Next I installed tile to all the areas that were to be tiled. This included three walls and the floor. The ceiling and one wall are the only areas that received wood. The tiles that were chosen were a black 12 x 24 porcelain tile and a black pebble tile for the floor.
The round red things on the walls are a tile leveling system I use to keep all the tiles flat.
After the tiles were laid, next I installed the nailing material to attach the wood to the ceiling and wall. This is where the building science comes in. I wanted the wood used in the shower to have the opportunity to dry on all sides. I chose a system that we typically use for siding, a vented rain screen. By attaching 3/4 inch board to the ceiling and wall, any moisture that should get behind the wood would be able to freely drain to the floor where it would end up in the shower drain.
I used a product called Kerdi Fix, which is Schluter Systems adhesive used to bond and seal materials to the waterproofing membrane. I used both Kerdi Fix and screws on the ceiling where I wasn’t concerned with the screw holes that poked through the membrane.
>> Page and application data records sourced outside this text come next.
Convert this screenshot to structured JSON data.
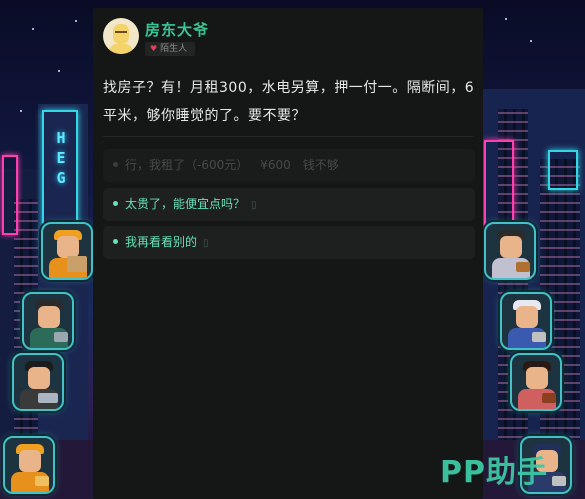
{
  "npc": {
    "name": "房东大爷",
    "relation": "陌生人",
    "avatar_icon": "old-landlord-avatar-icon",
    "heart_icon": "heart-icon"
  },
  "message": "找房子？有！月租300，水电另算，押一付一。隔断间，6平米，够你睡觉的了。要不要？",
  "options": [
    {
      "text": "行，我租了（-600元）",
      "price": "¥600",
      "note": "钱不够",
      "enabled": false
    },
    {
      "text": "太贵了，能便宜点吗？",
      "glyph": "▯",
      "enabled": true
    },
    {
      "text": "我再看看别的",
      "glyph": "▯",
      "enabled": true
    }
  ],
  "background": {
    "neon_sign_text": [
      "H",
      "E",
      "G"
    ]
  },
  "side_avatars": {
    "left": [
      {
        "name": "delivery-worker-avatar",
        "hat": "#f0a020",
        "body": "#e8901c",
        "prop": "#c9a06a"
      },
      {
        "name": "office-worker-avatar",
        "hat": "#2b2b2b",
        "body": "#2c6b57",
        "prop": "#9aa6b0"
      },
      {
        "name": "programmer-avatar",
        "hat": "#1c1c1c",
        "body": "#3a3a3a",
        "prop": "#aab4c2"
      },
      {
        "name": "courier-avatar",
        "hat": "#f0a020",
        "body": "#e8901c",
        "prop": "#f0c060"
      }
    ],
    "right": [
      {
        "name": "musician-girl-avatar",
        "hat": "#2b2b2b",
        "body": "#c0c0d0",
        "prop": "#b07030"
      },
      {
        "name": "cleaner-avatar",
        "hat": "#e8e8f0",
        "body": "#3a5ab0",
        "prop": "#c0c0c0"
      },
      {
        "name": "guitarist-avatar",
        "hat": "#2a1a14",
        "body": "#d06060",
        "prop": "#8a4020"
      },
      {
        "name": "security-guard-avatar",
        "hat": "#20305a",
        "body": "#2a3a6a",
        "prop": "#c0c0c0"
      }
    ]
  },
  "watermark": "PP助手"
}
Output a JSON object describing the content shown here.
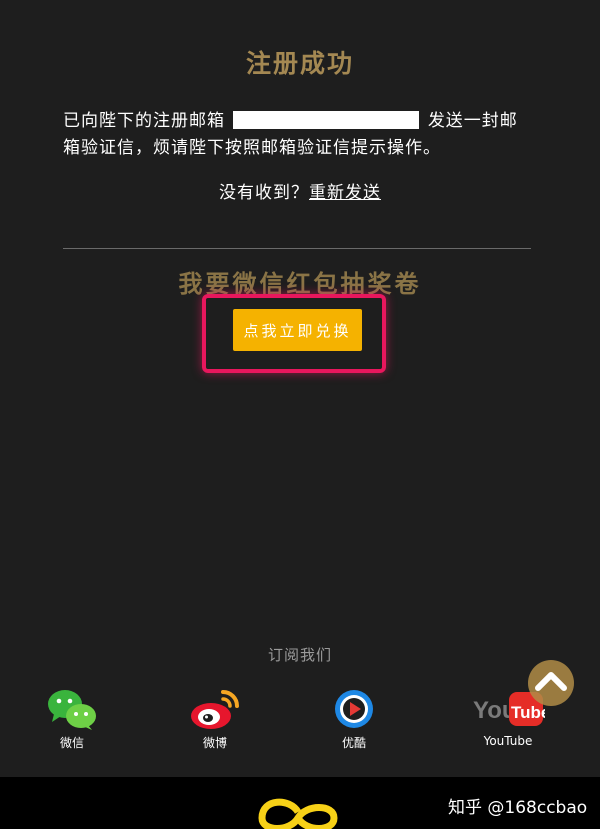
{
  "page": {
    "title": "注册成功",
    "message_line1_prefix": "已向陛下的注册邮箱",
    "message_line1_suffix": "发送一封邮",
    "message_line2": "箱验证信，烦请陛下按照邮箱验证信提示操作。",
    "resend_prompt": "没有收到？",
    "resend_link": "重新发送"
  },
  "promo": {
    "title": "我要微信红包抽奖卷",
    "button_label": "点我立即兑换",
    "highlight_color": "#e8175d",
    "button_color": "#f5b200"
  },
  "footer": {
    "subscribe_label": "订阅我们",
    "socials": [
      {
        "label": "微信",
        "icon": "wechat-icon"
      },
      {
        "label": "微博",
        "icon": "weibo-icon"
      },
      {
        "label": "优酷",
        "icon": "youku-icon"
      },
      {
        "label": "YouTube",
        "icon": "youtube-icon"
      }
    ],
    "watermark": "知乎 @168ccbao"
  },
  "colors": {
    "background": "#1e1e1e",
    "title_gold": "#a48852",
    "footer_bar": "#000000"
  }
}
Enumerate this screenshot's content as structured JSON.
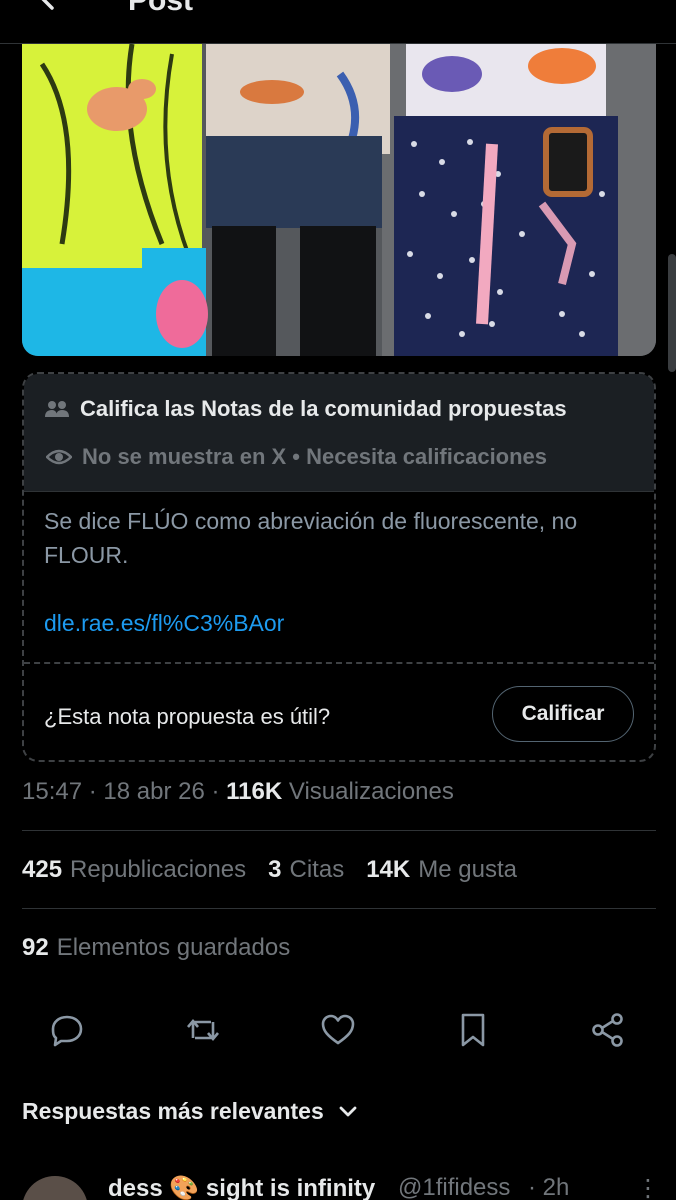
{
  "header": {
    "title": "Post",
    "back_icon": "arrow-left-icon"
  },
  "note": {
    "title": "Califica las Notas de la comunidad propuestas",
    "status": "No se muestra en X • Necesita calificaciones",
    "body": "Se dice FLÚO como abreviación de fluorescente, no FLOUR.",
    "link": "dle.rae.es/fl%C3%BAor",
    "question": "¿Esta nota propuesta es útil?",
    "rate_label": "Calificar",
    "icons": [
      "people-icon",
      "eye-icon"
    ]
  },
  "meta": {
    "time": "15:47",
    "sep1": " · ",
    "date": "18 abr 26",
    "sep2": " · ",
    "views": "116K",
    "views_label": " Visualizaciones"
  },
  "stats": {
    "reposts": "425",
    "reposts_label": "Republicaciones",
    "quotes": "3",
    "quotes_label": "Citas",
    "likes": "14K",
    "likes_label": "Me gusta",
    "saved": "92",
    "saved_label": "Elementos guardados"
  },
  "actions": [
    "reply-icon",
    "repost-icon",
    "like-icon",
    "bookmark-icon",
    "share-icon"
  ],
  "replies": {
    "sort_label": "Respuestas más relevantes"
  },
  "reply": {
    "name": "dess 🎨 sight is infinity",
    "handle": "@1fifidess",
    "time": "· 2h",
    "more": "⋮"
  },
  "colors": {
    "accent": "#1d9bf0",
    "note_header_bg": "#1b1f23",
    "muted": "#71767b",
    "text": "#e7e9ea"
  }
}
The walls could not have any penetrations in the membrane below 78 inches, which could potentially cause a leak into the wall. This prevented any screws from being installed below the 78 inch point. In this case, I installed one screw at the ceiling and used the Kerdi Fix to attach the wall 1 x 4’s to the membrane below the screw near the ceiling. The 1 x 4 wall boards were held in place with the pressure of a few spring loaded poles extended to an adjacent wall until the Kerdi Fix cured.
After all the nailers were installed, I next needed to turn the waterproofing membrane black. My plan was to install the wood as an open cladding system, meaning there would be gaps between the boards. If the membrane was to remain orange, this color would be seen between the gaps. I chose to use thin-set, which is a concrete adhesive used for tiling, and dye it black. The thin-set was then troweled smooth over the membrane.
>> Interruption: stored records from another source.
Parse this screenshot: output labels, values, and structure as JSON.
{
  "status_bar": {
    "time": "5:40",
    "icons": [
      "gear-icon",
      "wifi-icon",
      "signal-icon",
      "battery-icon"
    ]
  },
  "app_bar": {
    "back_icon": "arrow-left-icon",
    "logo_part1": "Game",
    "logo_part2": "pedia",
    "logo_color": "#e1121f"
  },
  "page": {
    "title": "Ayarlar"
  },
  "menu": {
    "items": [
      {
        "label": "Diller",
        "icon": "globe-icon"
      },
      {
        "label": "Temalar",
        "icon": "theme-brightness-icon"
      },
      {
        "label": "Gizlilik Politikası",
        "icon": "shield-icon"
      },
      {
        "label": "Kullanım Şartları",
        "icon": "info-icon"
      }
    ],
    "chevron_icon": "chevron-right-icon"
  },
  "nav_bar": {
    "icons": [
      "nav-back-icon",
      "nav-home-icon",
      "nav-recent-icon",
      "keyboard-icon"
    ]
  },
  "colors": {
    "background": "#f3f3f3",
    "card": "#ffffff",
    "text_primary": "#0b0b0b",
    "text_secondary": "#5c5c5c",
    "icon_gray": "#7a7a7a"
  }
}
Next was the installation of the wood. Of course I couldn’t use just any wood. The wood needed to be resistant to moisture. I chose a thermally modified ash. Thermally modified wood is treated with heat, pressure and some moisture to change the wood at the molecular level. Though expensive, this type of wood can be used as siding, decking or in other exterior installs. Being very stable and able to be wet, it was the best choice I found for a shower. The wood is very hard and smells like smoke when cut. I did test a piece by placing it in my own shower for a couple months. It was set on end in the shower, which I discovered allowed some end grain absorption of water. Because of this, I installed all the wood horizontally with a gap between the end grain and any surface and treated the end grain with a product called Anchorseal End Sealer, which is a hybrid wax and polymer just to make sure there was no issues with moisture moving into the end grain.
The thermally modified ash comes the color shown in the photo. There is no finish on the product. The wood was nailed to the 1 x 4’s painted black with a stainless steel 18 gauge nail. The nail was 1 1/2 inch long and was installed at an angle so not to penetrate the Schluter waterproofing membrane. Both the walls and ceiling where installed in the same manner.
The shower features two wall to wall recessed niches. The upper niche is used for hair products and soap storage, the lower niche is used as a foothold to shave legs. A black granite was used for the sill of the niches and for the top of the curb which wraps up and over the top of the knee wall. The shower also feature an frameless shower door and a piece of matching glass at the top of a knee wall. We also used a mono-pitch shower pan which drains into a linear drain.
This shower was challenging, fun to build and has become my favorite shower I have built. A very satisfying installation using building science in a custom shower project.